Collection entries
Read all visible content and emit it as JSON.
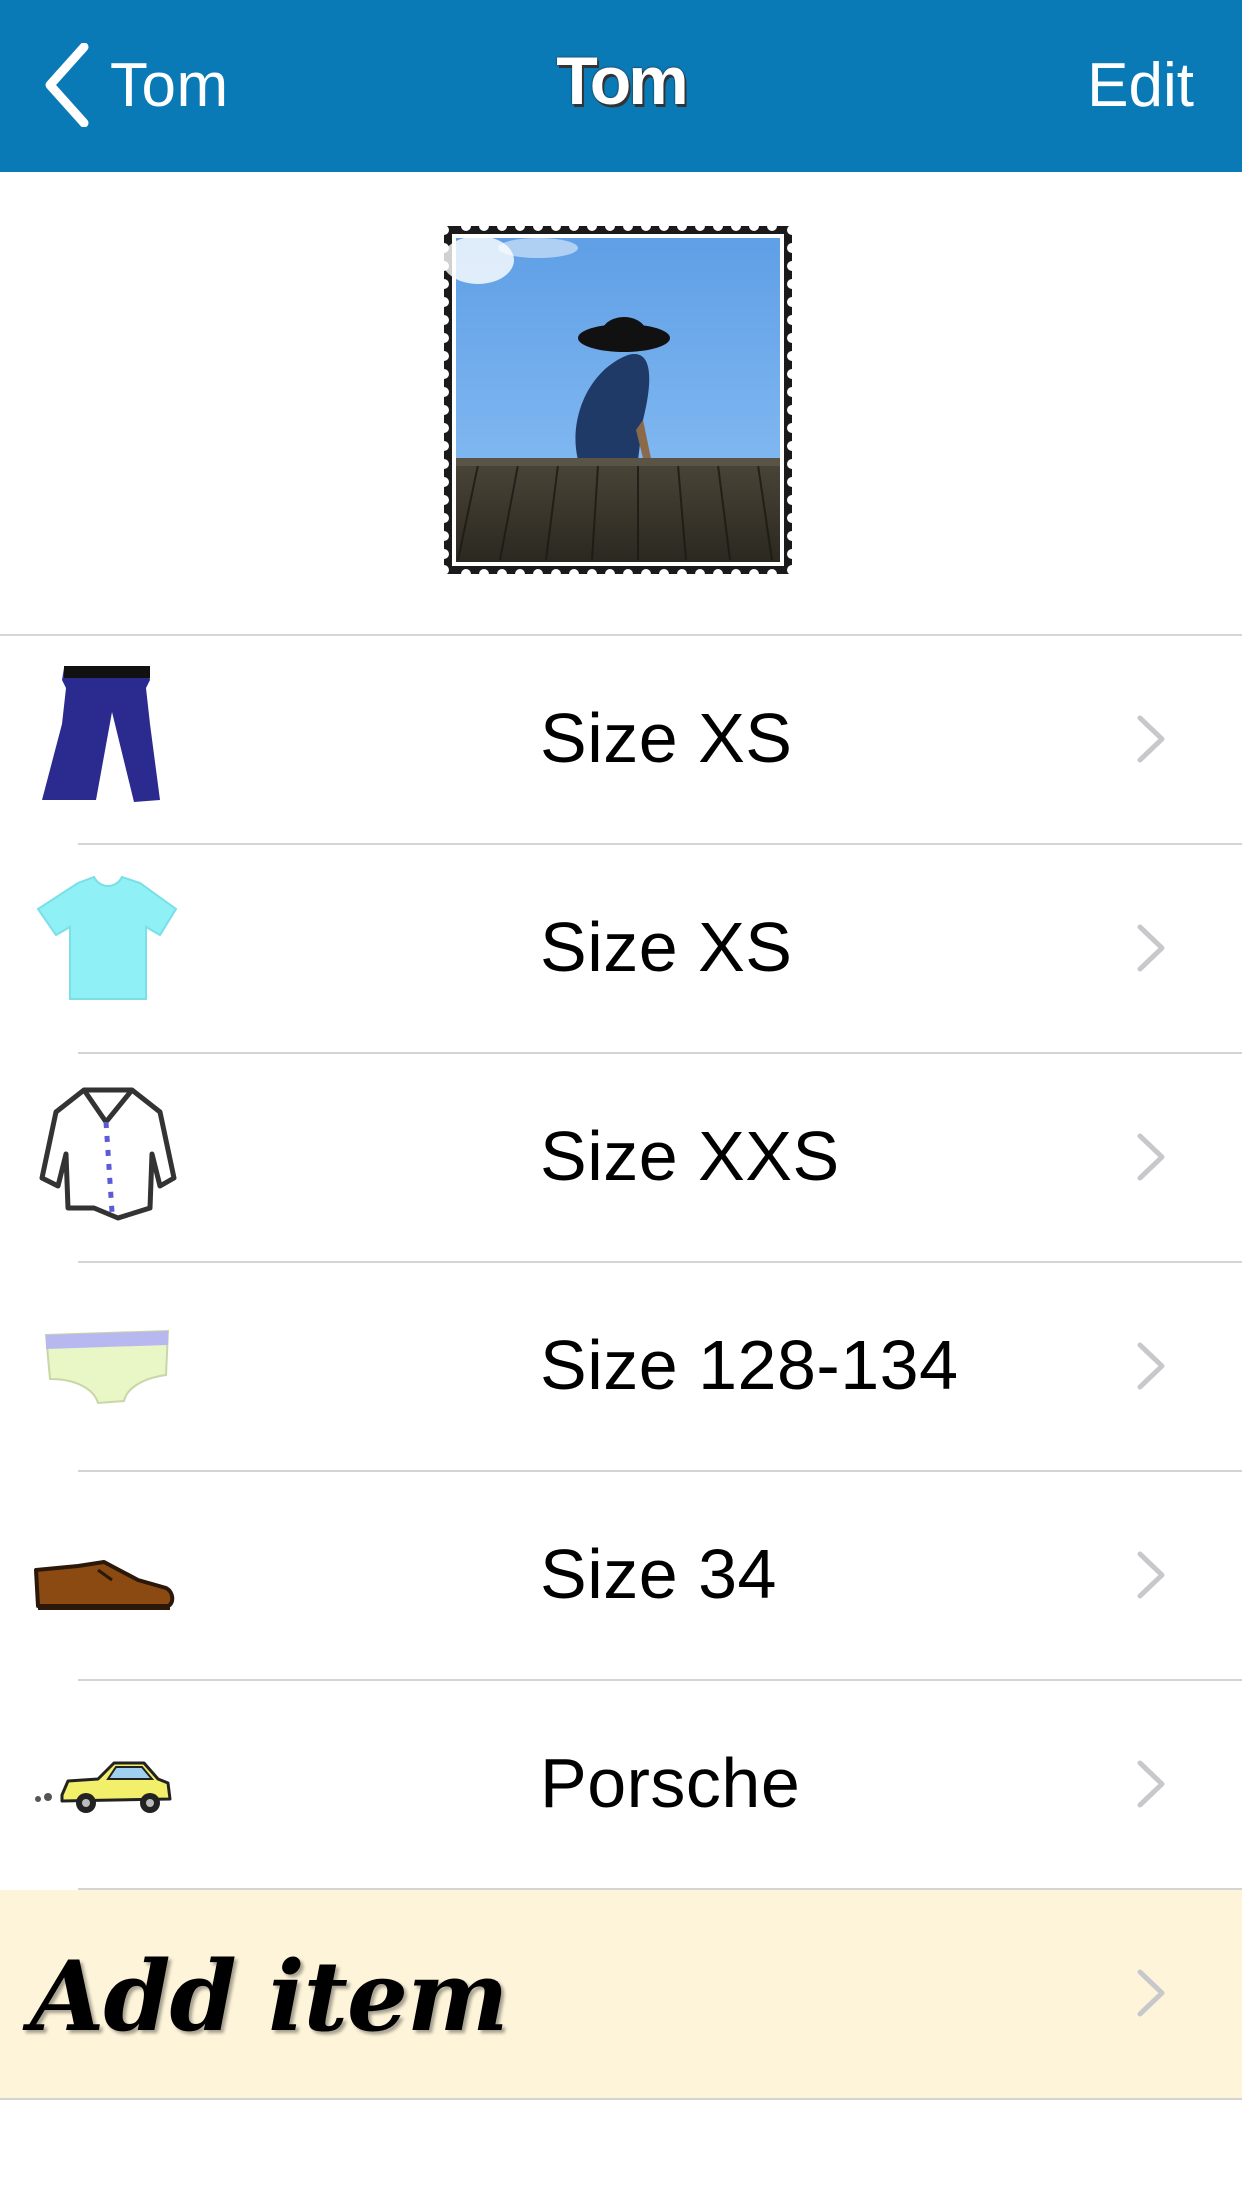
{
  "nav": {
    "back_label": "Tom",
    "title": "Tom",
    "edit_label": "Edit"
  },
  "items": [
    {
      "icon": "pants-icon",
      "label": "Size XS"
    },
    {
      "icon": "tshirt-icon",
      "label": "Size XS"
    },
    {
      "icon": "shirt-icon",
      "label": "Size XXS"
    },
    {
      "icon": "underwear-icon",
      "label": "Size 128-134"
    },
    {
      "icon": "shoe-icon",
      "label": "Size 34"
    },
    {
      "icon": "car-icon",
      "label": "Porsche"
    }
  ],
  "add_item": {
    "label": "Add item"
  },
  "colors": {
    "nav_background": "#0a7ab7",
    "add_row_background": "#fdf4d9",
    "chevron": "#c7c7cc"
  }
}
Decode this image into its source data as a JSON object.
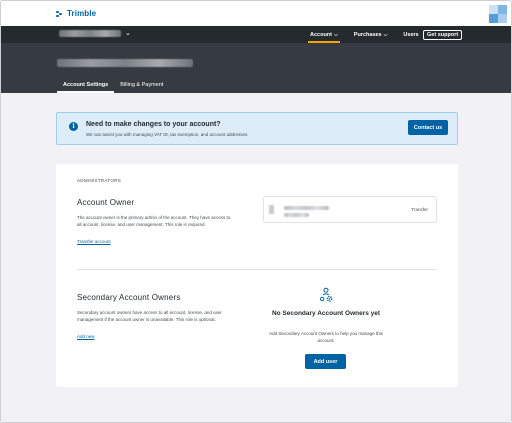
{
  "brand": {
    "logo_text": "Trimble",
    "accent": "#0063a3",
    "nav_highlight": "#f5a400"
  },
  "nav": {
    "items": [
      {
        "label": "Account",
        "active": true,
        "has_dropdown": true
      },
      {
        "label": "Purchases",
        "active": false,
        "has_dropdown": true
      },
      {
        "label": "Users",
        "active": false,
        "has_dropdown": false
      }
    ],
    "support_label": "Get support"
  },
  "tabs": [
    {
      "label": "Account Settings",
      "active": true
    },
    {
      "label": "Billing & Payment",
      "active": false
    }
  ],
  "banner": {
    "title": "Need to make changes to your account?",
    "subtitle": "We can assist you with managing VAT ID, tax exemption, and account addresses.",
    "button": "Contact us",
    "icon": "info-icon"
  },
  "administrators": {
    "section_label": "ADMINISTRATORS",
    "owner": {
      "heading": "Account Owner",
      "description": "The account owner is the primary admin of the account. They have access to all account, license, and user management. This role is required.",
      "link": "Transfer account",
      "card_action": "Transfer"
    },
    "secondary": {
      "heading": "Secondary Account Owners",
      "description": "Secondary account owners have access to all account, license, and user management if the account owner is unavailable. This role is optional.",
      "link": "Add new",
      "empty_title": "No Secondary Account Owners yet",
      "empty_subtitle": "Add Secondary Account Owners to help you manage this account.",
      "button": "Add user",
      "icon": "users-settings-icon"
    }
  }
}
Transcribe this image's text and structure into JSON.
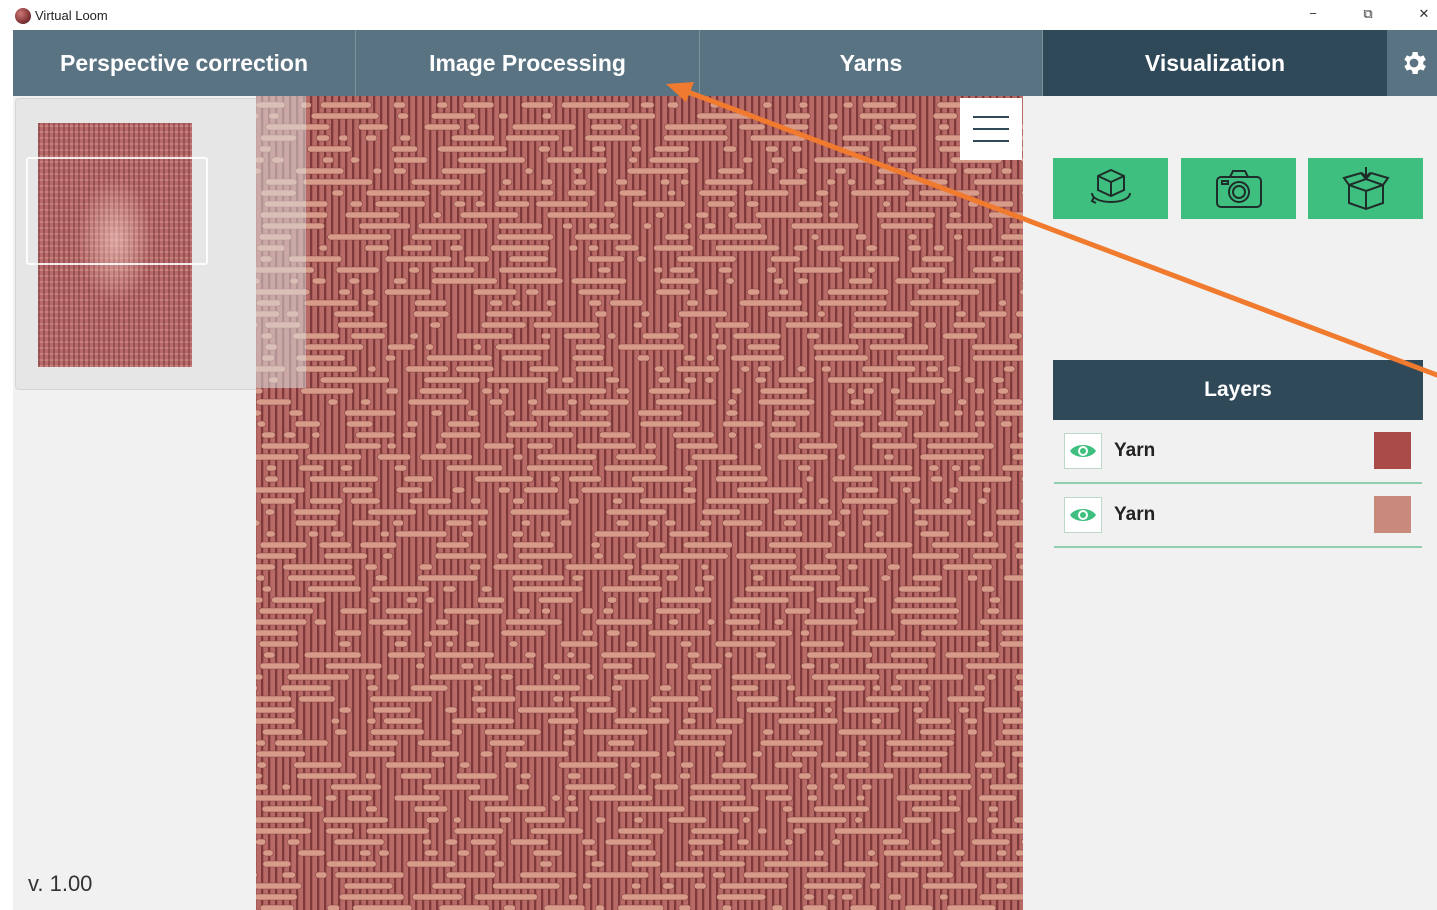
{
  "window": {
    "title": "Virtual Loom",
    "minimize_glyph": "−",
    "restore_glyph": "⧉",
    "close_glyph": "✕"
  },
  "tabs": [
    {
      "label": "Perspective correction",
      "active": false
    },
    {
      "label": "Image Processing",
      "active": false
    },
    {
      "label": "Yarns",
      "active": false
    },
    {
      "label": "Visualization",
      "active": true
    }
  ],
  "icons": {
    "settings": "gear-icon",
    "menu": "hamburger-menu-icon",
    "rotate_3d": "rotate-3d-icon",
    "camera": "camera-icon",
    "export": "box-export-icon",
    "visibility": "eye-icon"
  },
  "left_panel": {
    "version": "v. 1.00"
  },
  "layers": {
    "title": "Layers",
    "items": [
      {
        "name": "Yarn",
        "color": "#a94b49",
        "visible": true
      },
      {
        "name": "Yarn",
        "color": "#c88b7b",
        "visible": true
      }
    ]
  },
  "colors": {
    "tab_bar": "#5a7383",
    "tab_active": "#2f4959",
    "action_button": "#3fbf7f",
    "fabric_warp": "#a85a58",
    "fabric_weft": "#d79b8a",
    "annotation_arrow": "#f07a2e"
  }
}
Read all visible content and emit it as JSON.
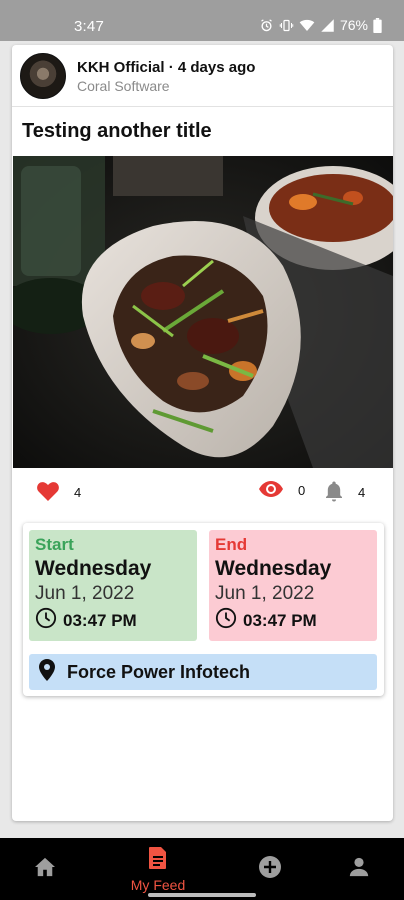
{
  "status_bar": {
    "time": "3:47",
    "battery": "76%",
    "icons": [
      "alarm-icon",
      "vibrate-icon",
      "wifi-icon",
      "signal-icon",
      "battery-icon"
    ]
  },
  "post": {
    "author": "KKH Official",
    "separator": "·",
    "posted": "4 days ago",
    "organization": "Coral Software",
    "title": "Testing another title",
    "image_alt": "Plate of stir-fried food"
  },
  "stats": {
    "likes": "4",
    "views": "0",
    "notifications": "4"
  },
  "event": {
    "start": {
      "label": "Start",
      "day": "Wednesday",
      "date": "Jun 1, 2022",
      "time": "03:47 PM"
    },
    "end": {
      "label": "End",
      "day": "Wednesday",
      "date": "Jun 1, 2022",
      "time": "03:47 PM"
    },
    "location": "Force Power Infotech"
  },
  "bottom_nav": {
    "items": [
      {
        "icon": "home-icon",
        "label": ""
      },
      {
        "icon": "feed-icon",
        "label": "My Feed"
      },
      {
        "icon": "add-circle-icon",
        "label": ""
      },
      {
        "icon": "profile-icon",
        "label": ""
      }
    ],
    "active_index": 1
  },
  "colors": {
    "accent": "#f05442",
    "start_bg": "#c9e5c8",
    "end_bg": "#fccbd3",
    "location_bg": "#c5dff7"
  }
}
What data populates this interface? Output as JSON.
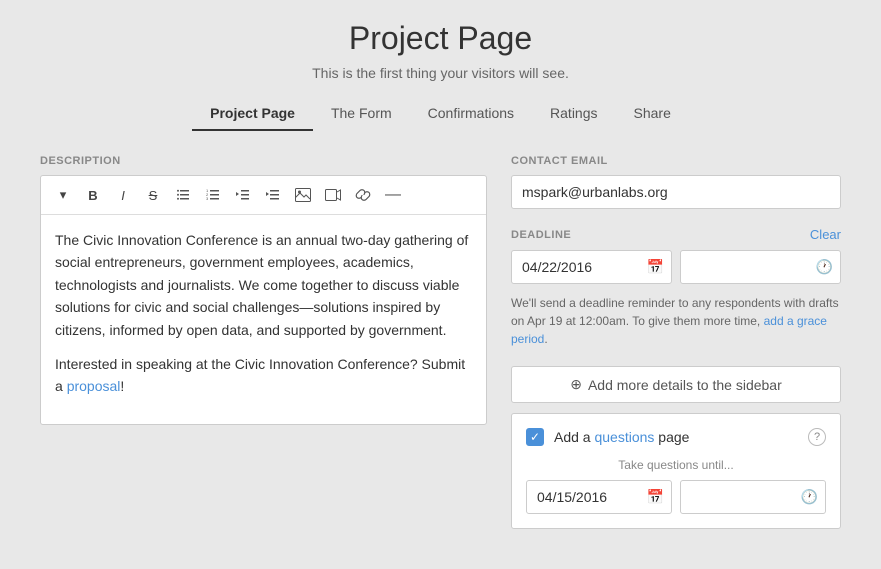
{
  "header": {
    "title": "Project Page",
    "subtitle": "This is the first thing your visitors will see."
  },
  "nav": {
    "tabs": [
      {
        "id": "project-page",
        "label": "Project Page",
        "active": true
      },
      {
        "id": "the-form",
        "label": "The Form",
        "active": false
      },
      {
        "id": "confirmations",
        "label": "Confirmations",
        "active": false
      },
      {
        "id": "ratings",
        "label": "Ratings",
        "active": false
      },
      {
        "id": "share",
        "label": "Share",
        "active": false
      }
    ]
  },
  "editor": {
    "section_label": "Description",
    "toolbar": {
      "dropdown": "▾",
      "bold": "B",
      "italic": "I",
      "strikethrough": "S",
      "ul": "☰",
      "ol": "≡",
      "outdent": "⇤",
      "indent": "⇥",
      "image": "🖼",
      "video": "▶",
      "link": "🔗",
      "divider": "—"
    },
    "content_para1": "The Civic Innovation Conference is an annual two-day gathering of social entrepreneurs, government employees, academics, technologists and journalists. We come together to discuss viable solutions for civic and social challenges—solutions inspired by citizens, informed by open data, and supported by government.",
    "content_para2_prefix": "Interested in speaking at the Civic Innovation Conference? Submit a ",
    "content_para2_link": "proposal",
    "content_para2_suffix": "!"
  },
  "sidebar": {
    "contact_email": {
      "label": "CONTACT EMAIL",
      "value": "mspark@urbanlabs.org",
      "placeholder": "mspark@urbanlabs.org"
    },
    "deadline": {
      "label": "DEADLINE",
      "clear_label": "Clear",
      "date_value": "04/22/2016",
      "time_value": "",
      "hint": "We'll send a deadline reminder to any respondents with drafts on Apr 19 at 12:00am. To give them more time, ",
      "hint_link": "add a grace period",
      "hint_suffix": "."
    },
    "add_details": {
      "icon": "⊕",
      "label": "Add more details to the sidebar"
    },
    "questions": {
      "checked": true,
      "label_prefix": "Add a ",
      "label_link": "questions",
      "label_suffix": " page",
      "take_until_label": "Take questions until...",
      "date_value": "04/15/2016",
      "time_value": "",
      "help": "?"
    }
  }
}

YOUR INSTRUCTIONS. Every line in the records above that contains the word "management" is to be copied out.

EXERCISE OUTPUT.
      "description": "The account owner is the primary admin of the account. They have access to all account, license, and user management. This role is required.",
      "description": "Secondary account owners have access to all account, license, and user management if the account owner is unavailable. This role is optional.",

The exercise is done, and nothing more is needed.